Crimmins added: "The Epic Specialists Training Specialists program is designed to teach providers how to use Epic to do their job in the practice and the hospital. Since it’s a common tool that we all share, the classes will be a mix of trainees, attendings, nurse practitioners, physician assistants, and certified registered nurse anesthetists. It will be a mix of people who currently use CROWN and SCM or who currently work at Milstein and Allen Hospital."
Marcia Robinson, a nurse practitioner in the Division of Cardiology, said she volunteered to be a specialist trainer because she works overnight. “I find that at nighttime you may not have as many resources as in the daytime,” she said. “So, I figured I might as well help myself out as well as others.”

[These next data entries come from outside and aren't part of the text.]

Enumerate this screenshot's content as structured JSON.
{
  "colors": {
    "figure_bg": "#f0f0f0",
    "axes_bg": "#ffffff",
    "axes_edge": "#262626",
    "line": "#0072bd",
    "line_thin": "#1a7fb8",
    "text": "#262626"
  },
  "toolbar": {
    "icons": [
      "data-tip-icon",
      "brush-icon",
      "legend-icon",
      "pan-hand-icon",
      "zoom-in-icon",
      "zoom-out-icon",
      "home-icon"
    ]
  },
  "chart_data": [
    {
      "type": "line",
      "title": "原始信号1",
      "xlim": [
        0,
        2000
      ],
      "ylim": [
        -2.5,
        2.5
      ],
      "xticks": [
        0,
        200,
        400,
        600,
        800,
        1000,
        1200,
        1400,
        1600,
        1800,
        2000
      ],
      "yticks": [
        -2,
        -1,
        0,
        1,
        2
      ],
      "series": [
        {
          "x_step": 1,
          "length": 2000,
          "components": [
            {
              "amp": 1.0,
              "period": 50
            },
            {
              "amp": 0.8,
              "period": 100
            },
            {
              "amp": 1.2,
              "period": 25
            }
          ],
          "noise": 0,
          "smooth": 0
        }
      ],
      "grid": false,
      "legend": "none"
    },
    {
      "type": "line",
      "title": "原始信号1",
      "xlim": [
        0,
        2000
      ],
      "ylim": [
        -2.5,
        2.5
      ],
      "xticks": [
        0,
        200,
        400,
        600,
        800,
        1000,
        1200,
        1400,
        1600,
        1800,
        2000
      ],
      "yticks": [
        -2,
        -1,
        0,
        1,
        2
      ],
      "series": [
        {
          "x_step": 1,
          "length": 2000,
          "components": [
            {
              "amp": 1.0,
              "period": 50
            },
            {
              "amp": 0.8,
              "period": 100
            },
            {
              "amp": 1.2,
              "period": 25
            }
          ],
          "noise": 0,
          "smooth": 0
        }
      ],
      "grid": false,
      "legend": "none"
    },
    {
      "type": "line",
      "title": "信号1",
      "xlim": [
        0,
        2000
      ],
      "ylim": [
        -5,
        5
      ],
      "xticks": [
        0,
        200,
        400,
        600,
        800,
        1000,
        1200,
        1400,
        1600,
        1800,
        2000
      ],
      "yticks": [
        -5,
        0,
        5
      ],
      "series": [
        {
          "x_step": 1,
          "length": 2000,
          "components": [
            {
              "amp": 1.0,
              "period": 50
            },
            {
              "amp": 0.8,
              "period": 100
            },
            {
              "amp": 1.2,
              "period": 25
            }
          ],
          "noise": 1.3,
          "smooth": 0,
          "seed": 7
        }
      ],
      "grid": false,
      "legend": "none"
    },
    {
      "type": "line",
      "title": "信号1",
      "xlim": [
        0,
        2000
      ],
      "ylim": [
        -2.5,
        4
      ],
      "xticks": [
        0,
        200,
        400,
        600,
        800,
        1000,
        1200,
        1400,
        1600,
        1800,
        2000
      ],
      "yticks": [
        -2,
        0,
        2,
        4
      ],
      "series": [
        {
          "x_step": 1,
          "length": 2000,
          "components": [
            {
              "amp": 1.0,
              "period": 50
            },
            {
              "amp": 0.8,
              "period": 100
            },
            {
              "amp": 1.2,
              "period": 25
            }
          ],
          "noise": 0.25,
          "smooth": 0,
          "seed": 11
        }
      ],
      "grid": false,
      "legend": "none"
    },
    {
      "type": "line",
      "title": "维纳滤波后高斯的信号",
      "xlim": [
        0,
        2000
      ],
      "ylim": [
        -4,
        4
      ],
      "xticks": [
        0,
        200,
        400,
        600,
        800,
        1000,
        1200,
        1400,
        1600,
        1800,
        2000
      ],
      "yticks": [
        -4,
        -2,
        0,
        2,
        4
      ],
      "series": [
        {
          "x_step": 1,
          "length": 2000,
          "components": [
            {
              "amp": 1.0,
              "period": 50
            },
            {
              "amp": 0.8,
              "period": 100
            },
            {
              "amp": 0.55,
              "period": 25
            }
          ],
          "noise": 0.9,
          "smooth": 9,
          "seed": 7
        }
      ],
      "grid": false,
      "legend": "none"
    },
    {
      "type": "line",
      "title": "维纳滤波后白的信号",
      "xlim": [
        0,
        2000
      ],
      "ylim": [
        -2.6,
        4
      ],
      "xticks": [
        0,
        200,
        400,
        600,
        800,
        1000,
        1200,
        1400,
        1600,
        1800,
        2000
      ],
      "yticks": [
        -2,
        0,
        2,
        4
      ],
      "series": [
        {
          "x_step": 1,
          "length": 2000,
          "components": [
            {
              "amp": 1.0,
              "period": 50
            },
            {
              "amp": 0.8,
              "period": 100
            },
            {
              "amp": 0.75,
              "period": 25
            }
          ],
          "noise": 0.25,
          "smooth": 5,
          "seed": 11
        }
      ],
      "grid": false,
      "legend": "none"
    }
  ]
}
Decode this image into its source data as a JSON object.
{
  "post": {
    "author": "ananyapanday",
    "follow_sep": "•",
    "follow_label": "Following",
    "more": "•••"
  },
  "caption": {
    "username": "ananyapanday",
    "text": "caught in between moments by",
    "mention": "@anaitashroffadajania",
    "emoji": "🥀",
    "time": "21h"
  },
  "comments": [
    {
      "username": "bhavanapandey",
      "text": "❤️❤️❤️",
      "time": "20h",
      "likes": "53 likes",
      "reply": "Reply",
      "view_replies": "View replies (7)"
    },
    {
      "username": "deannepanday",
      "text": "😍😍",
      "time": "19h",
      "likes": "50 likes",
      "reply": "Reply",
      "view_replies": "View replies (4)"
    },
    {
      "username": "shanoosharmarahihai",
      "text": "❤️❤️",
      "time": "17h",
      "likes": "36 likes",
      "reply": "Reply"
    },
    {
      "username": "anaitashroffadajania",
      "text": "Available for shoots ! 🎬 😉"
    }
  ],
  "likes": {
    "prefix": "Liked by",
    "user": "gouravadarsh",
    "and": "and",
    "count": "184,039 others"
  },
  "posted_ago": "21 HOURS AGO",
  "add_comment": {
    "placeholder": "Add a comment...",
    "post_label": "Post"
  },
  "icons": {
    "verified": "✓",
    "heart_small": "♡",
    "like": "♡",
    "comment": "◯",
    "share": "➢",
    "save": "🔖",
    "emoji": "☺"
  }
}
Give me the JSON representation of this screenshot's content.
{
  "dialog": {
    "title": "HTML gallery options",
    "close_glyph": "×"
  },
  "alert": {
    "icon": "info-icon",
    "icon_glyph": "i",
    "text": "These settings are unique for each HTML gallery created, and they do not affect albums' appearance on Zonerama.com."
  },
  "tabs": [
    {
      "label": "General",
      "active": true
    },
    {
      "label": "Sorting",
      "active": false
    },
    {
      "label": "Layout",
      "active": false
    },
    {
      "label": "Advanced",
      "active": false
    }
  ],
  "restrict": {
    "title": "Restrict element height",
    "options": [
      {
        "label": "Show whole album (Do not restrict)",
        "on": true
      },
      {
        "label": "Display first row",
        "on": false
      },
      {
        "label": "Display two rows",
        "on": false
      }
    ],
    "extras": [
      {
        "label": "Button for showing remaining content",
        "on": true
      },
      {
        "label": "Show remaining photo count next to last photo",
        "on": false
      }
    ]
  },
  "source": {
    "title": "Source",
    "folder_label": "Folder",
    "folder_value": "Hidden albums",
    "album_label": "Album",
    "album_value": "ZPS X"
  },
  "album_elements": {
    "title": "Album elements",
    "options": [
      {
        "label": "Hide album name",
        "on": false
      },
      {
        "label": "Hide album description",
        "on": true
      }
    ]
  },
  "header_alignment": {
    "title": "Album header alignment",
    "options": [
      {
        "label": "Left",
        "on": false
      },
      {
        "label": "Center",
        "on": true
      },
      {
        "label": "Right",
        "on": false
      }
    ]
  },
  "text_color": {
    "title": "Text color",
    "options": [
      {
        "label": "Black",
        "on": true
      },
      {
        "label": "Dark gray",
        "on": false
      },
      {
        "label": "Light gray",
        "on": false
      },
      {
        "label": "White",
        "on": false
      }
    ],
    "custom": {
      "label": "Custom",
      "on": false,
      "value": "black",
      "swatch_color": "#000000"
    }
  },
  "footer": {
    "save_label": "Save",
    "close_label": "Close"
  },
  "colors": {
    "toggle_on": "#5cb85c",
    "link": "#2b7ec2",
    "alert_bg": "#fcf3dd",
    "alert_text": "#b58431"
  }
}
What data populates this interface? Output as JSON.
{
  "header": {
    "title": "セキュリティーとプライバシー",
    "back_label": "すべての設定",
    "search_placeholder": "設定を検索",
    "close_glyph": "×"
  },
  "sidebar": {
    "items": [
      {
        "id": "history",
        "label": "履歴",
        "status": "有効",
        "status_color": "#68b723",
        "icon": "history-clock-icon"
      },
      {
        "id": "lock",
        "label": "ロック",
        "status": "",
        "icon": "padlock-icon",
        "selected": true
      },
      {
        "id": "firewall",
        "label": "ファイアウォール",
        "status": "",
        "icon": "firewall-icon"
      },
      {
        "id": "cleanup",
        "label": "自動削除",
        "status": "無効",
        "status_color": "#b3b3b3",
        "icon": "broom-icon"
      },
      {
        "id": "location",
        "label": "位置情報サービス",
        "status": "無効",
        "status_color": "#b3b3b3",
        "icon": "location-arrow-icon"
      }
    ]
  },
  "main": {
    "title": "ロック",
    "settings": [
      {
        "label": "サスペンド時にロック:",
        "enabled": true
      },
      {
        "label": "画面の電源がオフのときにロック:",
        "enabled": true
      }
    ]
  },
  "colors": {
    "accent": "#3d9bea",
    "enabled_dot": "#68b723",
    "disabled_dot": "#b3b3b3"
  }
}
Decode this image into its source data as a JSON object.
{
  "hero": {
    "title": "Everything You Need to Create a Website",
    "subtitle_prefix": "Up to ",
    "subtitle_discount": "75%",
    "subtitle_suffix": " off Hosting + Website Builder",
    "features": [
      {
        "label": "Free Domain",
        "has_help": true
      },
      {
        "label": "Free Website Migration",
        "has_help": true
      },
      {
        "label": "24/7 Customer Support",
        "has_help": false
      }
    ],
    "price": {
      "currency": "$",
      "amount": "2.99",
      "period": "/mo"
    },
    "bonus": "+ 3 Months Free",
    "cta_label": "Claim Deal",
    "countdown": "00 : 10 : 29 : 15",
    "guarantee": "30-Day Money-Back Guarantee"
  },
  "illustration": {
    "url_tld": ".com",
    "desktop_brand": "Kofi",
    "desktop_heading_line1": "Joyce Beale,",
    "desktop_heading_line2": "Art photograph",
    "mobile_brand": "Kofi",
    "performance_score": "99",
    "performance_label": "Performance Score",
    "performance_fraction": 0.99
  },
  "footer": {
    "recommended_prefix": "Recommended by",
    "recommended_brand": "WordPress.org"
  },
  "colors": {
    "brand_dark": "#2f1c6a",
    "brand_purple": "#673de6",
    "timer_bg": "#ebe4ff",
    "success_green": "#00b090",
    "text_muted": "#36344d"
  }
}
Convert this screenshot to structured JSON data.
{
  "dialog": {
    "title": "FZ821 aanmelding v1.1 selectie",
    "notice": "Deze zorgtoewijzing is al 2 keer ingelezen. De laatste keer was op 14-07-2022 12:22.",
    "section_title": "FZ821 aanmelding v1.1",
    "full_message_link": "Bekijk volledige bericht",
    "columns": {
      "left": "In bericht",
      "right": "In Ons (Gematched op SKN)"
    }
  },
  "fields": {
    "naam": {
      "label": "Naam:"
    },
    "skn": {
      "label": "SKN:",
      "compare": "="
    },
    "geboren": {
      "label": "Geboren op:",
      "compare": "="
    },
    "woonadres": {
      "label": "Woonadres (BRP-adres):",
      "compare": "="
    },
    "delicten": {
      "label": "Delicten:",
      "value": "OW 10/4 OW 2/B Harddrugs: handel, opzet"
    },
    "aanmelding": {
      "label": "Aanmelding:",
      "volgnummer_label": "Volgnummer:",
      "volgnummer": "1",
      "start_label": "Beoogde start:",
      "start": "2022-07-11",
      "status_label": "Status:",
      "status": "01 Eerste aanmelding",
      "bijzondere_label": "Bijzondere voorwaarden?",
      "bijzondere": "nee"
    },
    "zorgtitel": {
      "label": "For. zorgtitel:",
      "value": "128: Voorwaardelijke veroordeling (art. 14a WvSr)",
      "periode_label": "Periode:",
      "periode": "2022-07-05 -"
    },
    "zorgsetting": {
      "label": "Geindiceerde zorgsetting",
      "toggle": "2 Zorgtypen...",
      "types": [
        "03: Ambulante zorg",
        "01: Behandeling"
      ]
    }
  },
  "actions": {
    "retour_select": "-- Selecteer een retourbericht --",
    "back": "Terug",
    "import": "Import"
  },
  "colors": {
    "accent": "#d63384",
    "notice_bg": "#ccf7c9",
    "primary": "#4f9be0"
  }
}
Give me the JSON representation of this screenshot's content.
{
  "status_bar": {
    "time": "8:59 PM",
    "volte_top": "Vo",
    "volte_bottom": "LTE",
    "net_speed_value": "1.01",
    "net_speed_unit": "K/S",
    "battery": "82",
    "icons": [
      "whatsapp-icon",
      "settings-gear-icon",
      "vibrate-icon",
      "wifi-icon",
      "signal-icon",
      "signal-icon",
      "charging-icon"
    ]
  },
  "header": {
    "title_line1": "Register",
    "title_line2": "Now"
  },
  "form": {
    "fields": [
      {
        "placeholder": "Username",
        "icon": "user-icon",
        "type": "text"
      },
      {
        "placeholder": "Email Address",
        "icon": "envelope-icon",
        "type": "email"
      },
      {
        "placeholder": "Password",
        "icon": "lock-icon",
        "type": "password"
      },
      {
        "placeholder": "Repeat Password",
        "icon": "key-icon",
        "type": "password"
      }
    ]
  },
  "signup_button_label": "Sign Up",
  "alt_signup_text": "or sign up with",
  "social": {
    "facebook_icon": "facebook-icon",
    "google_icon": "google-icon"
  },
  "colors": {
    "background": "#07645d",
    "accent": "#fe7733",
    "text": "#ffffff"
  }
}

Steve Caddle, MD, assistant professor of pediatrics at CUMC, has previously helped out with issues relating to updates of the Allscripts electronic health record system, “so it seemed like a natural fit for me to be a volunteer for this. There’s a lot of positive things I’ve heard about Epic. I’m looking forward to those things.”
Martha Danielak, the principal trainer for users of Cupid, the Epic cardiology module, was upbeat after chatting with Robinson and Jessica Forman, a physician assistant in the Division of Cardiology.
“Everyone’s coming with a lot of really wonderful questions,” Danielak said, adding that it was “really important to have these meet-and-greets” where people can interact directly with their trainers.
As a reminder, all providers and advanced practitioners are asked to register for training by the end of this month. Anyone needing help with Epic training enrollment may call the Epic training hotline at 646-697-EPIC (3742) Monday through Friday from 7 a.m. and 7 p.m. (and from 9 a.m. to 5 p.m. beginning June 3).